Updated 3:50 p.m. Wednesday: Nancy Floreen, the surprise candidate for Montgomery County executive, raised more than $342,000 in the first weeks of her independent campaign, spending more than half of that on a petition campaign to land a spot on the November ballot.
The longtime Democratic County Council member who left the party to run as an independent got a significant boost from the real estate and development communities, which were responsible for a number of the $6,000 checks she took in between July 2 and Aug. 21.
Floreen’s fundraising patterns, as detailed in campaign finance reports released Tuesday, reinforced the idea that growth will play a central role in her general election face-off with Democratic nominee Marc Elrich, who has rejected contributions from developers.
Reached by phone Wednesday, Floreen said there was nothing wrong with receiving money from developers.
“These are folks who live in Montgomery County, who care about our future, who are deeply invested in it and who want to see a visionary leader. It’s not much more complicated. They’re like everybody else,” she said.
Both Floreen and Elrich will also go up against the Republican nominee, Robin Ficker, in the contest to replace outgoing County Executive Ike Leggett (D).
The finance reports showed the amount each candidate had in the bank as of Aug. 21:
- Ficker had the most with $234,200;
- Floreen was second with $135,832; and
- Elrich was last with $102,932.
Floreen has spent $206,207 since she announced the start of her unaffiliated bid in early July, about $180,855 of that going to two organizing firms—FieldWorks and The North Consulting—that assisted her in petitioning her way onto the ballot. She said about 400 volunteers also helped her collect more than 20,000 signatures in her petition effort.
Ficker said in 2006, he petitioned his way onto the ballot as an independent county executive candidate on a $2,000 budget.
“Contrast that with Nancy Floreen, who spent $180,000 getting the signatures. What’s wrong with that picture?” he said Wednesday. “Obviously, I get the job done cheaper, and as county executive, I’ll do the same thing.”
Floreen received 129 contributions over the reporting period, 35 of which were for the $6,000 legal maximum, her filing with the State Board of Elections shows. At least two-thirds of the money she raised came from donors with ties to development, real estate and construction. People in some of these industries are uneasy at the prospect of Elrich becoming county executive, Floreen said.
“What they tell me is they are concerned about having someone in charge with a strong vision for a growing economy for Montgomery County, because if we don’t have that, we do not have the resources to pay for our school system and our amenities that we provide throughout Montgomery County,” she said.
The average donation amount for Floreen was about $2,651, compared to roughly $77 for Elrich and $61 for Ficker.
Because Elrich is using the county’s new public financing system, he is limited to individual contributions of $150 or less, but in exchange, he’s eligible for matching county subsidies. As of Aug. 21, he’d received about $787,590 in public support. Floreen wasn’t eligible to participate in public financing because she entered the running too late to qualify for the program.
Ficker is also enrolled in the public financing system, which has supplied him with $231,185 as of Aug. 21.

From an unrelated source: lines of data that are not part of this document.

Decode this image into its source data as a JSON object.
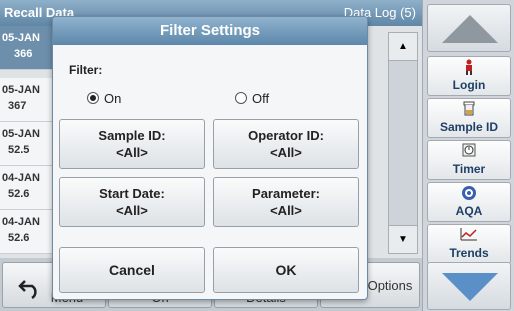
{
  "background": {
    "header_title": "Recall Data",
    "header_right": "Data Log (5)",
    "rows": [
      {
        "date": "05-JAN",
        "value": "366"
      },
      {
        "date": "05-JAN",
        "value": "367"
      },
      {
        "date": "05-JAN",
        "value": "52.5"
      },
      {
        "date": "04-JAN",
        "value": "52.6"
      },
      {
        "date": "04-JAN",
        "value": "52.6"
      }
    ],
    "bottom_buttons": [
      "Menu",
      "On",
      "Details",
      "Options"
    ]
  },
  "sidebar": {
    "items": [
      {
        "label": "Login",
        "icon": "person-icon"
      },
      {
        "label": "Sample ID",
        "icon": "beaker-icon"
      },
      {
        "label": "Timer",
        "icon": "timer-icon"
      },
      {
        "label": "AQA",
        "icon": "aqa-icon"
      },
      {
        "label": "Trends",
        "icon": "trends-icon"
      }
    ]
  },
  "dialog": {
    "title": "Filter Settings",
    "filter_label": "Filter:",
    "radio_on": "On",
    "radio_off": "Off",
    "selected": "On",
    "sample_id_label": "Sample ID:",
    "sample_id_value": "<All>",
    "operator_id_label": "Operator ID:",
    "operator_id_value": "<All>",
    "start_date_label": "Start Date:",
    "start_date_value": "<All>",
    "parameter_label": "Parameter:",
    "parameter_value": "<All>",
    "cancel": "Cancel",
    "ok": "OK"
  },
  "colors": {
    "title_bar": "#5d87aa",
    "accent_text": "#1f3f66"
  }
}
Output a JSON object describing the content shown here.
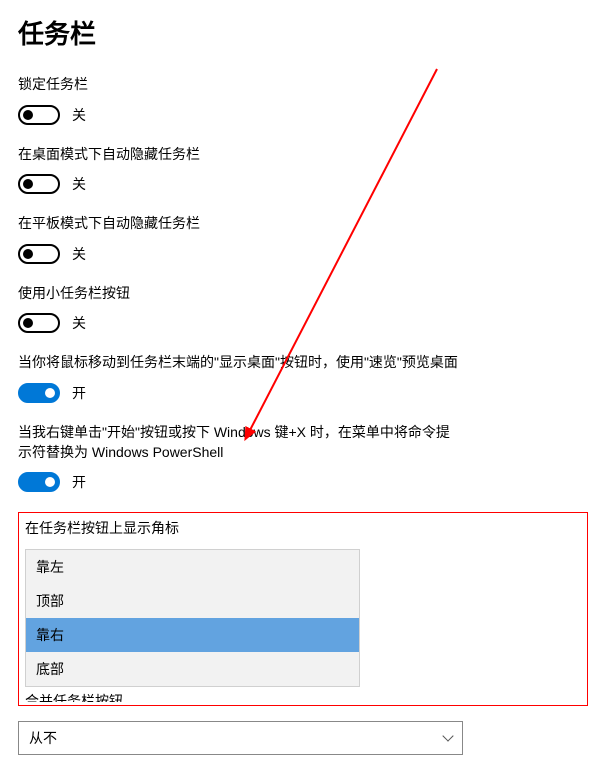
{
  "page": {
    "title": "任务栏"
  },
  "settings": {
    "lock_taskbar": {
      "label": "锁定任务栏",
      "state": "关",
      "on": false
    },
    "autohide_desktop": {
      "label": "在桌面模式下自动隐藏任务栏",
      "state": "关",
      "on": false
    },
    "autohide_tablet": {
      "label": "在平板模式下自动隐藏任务栏",
      "state": "关",
      "on": false
    },
    "small_buttons": {
      "label": "使用小任务栏按钮",
      "state": "关",
      "on": false
    },
    "peek_preview": {
      "label": "当你将鼠标移动到任务栏末端的\"显示桌面\"按钮时，使用\"速览\"预览桌面",
      "state": "开",
      "on": true
    },
    "powershell": {
      "label": "当我右键单击\"开始\"按钮或按下 Windows 键+X 时，在菜单中将命令提示符替换为 Windows PowerShell",
      "state": "开",
      "on": true
    },
    "badges": {
      "label": "在任务栏按钮上显示角标"
    },
    "position_dropdown": {
      "options": [
        {
          "label": "靠左"
        },
        {
          "label": "顶部"
        },
        {
          "label": "靠右",
          "selected": true
        },
        {
          "label": "底部"
        }
      ]
    },
    "truncated": {
      "label": "合并任务栏按钮"
    },
    "combine_select": {
      "value": "从不"
    }
  },
  "annotation": {
    "arrow_color": "#ff0000",
    "highlight_color": "#ff0000"
  }
}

County executive candidates can get up to $750,000 in public funding for the primary and another $750,000 during the general election; Elrich received the maximum amount for the June primary and has already started tapping into the second available batch of subsidies, the reports show.
A candidate’s leftover public funds from the primary can roll over and be spent in the general election, according to council attorney Amanda Mihill.
The system could present some challenges for Elrich going into the general, because he won’t be able to solicit funds from contributors who have already donated the $150 maximum during the primary. Mihill said the donors who hadn’t yet hit the $150 threshold could continue supporting Elrich before the November election.
Elrich did not respond to a request for comment Wednesday.
The most recent campaign finance reports also offered insight into the spending and fundraising in the final weeks of the Democratic primary.
Over the course of their primary contest, the six Democratic contenders together spent more than $8.6 million, the lion’s share of that by Potomac businessman David Blair.
With expenditures topping $5.7 million, the Blair campaign set an all-time spending record in the Democratic primary for county executive, more than doubling one that had been in place since 2006.
The newest state finance report also reveals the candidate dipped into his personal fortune to power his campaign through the final stretch. He loaned his political committee more than $1 million on June 11 and another $1 million just five days ahead of the June 26 primary. An additional $518,000 in personal loans came in July and August, as he pressed forward with a recount when the initial vote totals put him in a near-tie with Elrich. Altogether, Blair loaned his campaign in excess of $5.1 million for the primary contest.
Despite outspending Elrich more than six-to-one, Blair lost the Democratic nomination to him by a mere 77 votes.
Bethany Rodgers can be reached at firstname.lastname@example.org.